The University of Sydney will house an expanded team of 60, working on substance abuse and mental health disorders in young people, as CREMs did at UNSW.
Working the phones
Voting starts Thursday at the University of Canberra on management’s enterprise agreement offer, which the National Tertiary Education Union adamantly opposes. So adamantly the union is asking members to each ring six staffers and ask them to vote no
What the next international education slump could look like
A disastrous drop in international demand for Australian universities can happen here, it already has. Gwilym Croucher and Kenneth Moore report on what happened when demand from India less declined than collapsed in 2009.
Between 2009 and 2011 the number of Indians enrolled at Australian universities halved, to 13 000, with annual fee revenue dropping by an estimated $225m. In a new report for the Melbourne Centre for the Study of Higher Education they estimate the slow recovery in numbers “likely meant” universities missed $1.3bn in fees between 2013-2016.
But what should continue a searing memory is now largely lost due to great good fortune. As Indians stopped coming increasing numbers of Chinese students did.
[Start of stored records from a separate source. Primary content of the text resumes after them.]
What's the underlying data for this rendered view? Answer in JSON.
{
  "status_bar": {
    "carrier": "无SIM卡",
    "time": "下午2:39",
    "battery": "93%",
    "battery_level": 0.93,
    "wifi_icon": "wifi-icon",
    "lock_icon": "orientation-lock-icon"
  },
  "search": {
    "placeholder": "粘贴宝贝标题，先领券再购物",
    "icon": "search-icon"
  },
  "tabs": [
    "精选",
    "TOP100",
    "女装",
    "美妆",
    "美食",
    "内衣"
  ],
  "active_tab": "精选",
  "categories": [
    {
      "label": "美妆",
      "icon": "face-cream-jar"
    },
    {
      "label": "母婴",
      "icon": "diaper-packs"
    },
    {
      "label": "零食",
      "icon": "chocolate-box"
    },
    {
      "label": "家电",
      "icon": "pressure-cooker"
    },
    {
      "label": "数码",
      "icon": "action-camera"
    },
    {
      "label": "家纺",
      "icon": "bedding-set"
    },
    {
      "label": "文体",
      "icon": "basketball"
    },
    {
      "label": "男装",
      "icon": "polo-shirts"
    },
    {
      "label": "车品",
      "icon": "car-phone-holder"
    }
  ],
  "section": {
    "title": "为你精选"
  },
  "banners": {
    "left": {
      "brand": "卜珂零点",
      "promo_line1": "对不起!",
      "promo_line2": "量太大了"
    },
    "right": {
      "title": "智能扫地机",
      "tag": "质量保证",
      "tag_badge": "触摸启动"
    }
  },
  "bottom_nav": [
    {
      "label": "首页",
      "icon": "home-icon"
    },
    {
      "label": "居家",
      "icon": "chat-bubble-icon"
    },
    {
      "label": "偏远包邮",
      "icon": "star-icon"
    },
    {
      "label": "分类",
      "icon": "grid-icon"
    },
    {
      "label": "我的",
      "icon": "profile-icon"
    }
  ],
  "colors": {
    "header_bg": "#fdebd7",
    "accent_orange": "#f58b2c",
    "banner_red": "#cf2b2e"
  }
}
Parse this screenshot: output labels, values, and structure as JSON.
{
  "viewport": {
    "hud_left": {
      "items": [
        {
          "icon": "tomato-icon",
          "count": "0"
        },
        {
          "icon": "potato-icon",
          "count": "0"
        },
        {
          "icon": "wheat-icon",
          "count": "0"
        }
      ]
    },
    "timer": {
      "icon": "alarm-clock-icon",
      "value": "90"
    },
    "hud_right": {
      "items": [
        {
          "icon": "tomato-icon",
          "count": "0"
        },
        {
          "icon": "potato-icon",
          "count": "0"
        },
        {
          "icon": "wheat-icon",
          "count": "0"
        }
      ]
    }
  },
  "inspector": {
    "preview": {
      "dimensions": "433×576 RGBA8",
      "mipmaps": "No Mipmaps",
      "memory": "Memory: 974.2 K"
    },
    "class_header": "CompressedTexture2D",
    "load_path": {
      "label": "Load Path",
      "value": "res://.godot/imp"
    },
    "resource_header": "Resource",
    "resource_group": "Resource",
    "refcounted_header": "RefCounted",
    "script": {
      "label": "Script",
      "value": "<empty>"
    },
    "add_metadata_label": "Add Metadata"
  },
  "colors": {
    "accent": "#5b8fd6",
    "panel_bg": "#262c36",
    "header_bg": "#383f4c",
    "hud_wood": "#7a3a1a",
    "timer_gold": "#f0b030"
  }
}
Australia may not be so lucky again. “While it is difficult to predict specifics and timing, it is highly plausible there will be a future shock to the international market. Australia might run afoul of another government such as China, or an Australian policy change may make us much less attractive, such as forcing students to study only in some locations. There might be a global economic downturn on such a scale that the whole international student industry around the globe is affected.”
There is a clear message here for universities that depend on big international enrolments especially if they are concentrated in specific faculties. Croucher and Moore report that between 2009 and 2012 some 25 universities saw a 60-90 per cent decline in Indian students enrolled in management and commerce.
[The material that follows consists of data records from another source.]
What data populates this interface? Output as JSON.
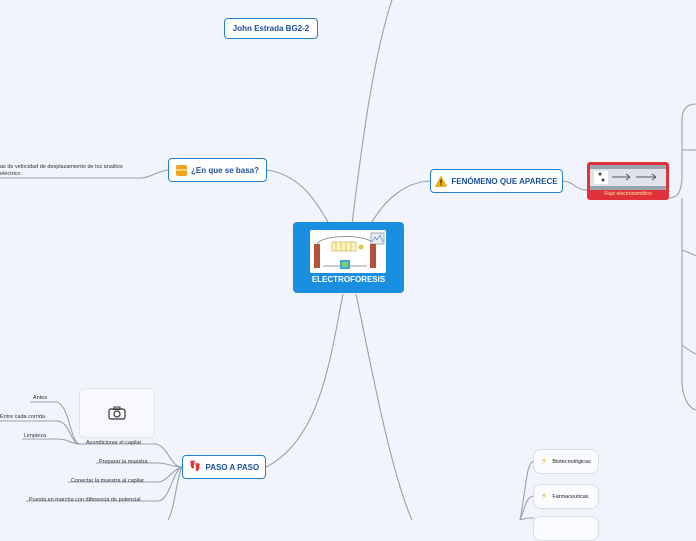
{
  "author": "John Estrada BG2-2",
  "central": {
    "title": "ELECTROFORESIS",
    "image_icon": "electrophoresis-apparatus-diagram"
  },
  "nodes": {
    "basa": {
      "label": "¿En que se basa?",
      "icon": "box-icon"
    },
    "basa_text_line1": "as de velocidad de desplazamiento de los analitos",
    "basa_text_line2": "eléctrico.",
    "fenomeno": {
      "label": "FENÓMENO QUE APARECE",
      "icon": "warning-icon"
    },
    "fenomeno_image": {
      "icon": "electroosmotic-flow-image",
      "caption": "Flujo electroosmótico"
    },
    "paso": {
      "label": "PASO A PASO",
      "icon": "footprints-icon"
    }
  },
  "pasos": {
    "antes": "Antes",
    "entre": "Entre cada corrida",
    "limpieza": "Limpieza",
    "acondicionar": "Acondicionar el capilar",
    "preparar": "Preparar la muestra",
    "conectar": "Conectar la muestra al capilar",
    "puesta": "Puesta en marcha con diferencia de potencial",
    "photo_icon": "camera-icon"
  },
  "aplicaciones": [
    {
      "label": "Biotecnológicas",
      "icon": "lightning-icon"
    },
    {
      "label": "Farmaceuticas",
      "icon": "lightning-icon"
    }
  ],
  "colors": {
    "background": "#f1f4fb",
    "central_fill": "#1a8fe0",
    "node_border": "#1f7fd1",
    "node_text": "#1a4f9c",
    "connector": "#9aa0aa",
    "image_frame": "#e0323a"
  }
}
“The 2009 downturn in Indian student enrolments is a good example of how quickly and deeply a decline can affect budgets. For several universities that suffered the largest declines in revenue (above $10 million per year) the reduction in Indian student fee revenue was a significant proportion of their total budget. This analysis suggests a spectrum of vulnerability across the sector, and while there is a general concern, some universities will be more vulnerable than others,” they write.
Mark Baker (Macquarie U) is the incoming chair of the Human Proteome Project, which is mapping the protein-based molecular architecture of the human body.
The Murray Darling Basin Authority has appointed seven scientists to an advisory committee; Robert Vertessy (chair), Uni Melbourne. Poh-Ling Tan, Griffith U. Michael Stewardson, Uni Melbourne. David James, Uni Sunshine Coast. Sue Jackson, Griffith U. Roger Stone, Uni Southern Queensland. Nick Bond, La Trobe U.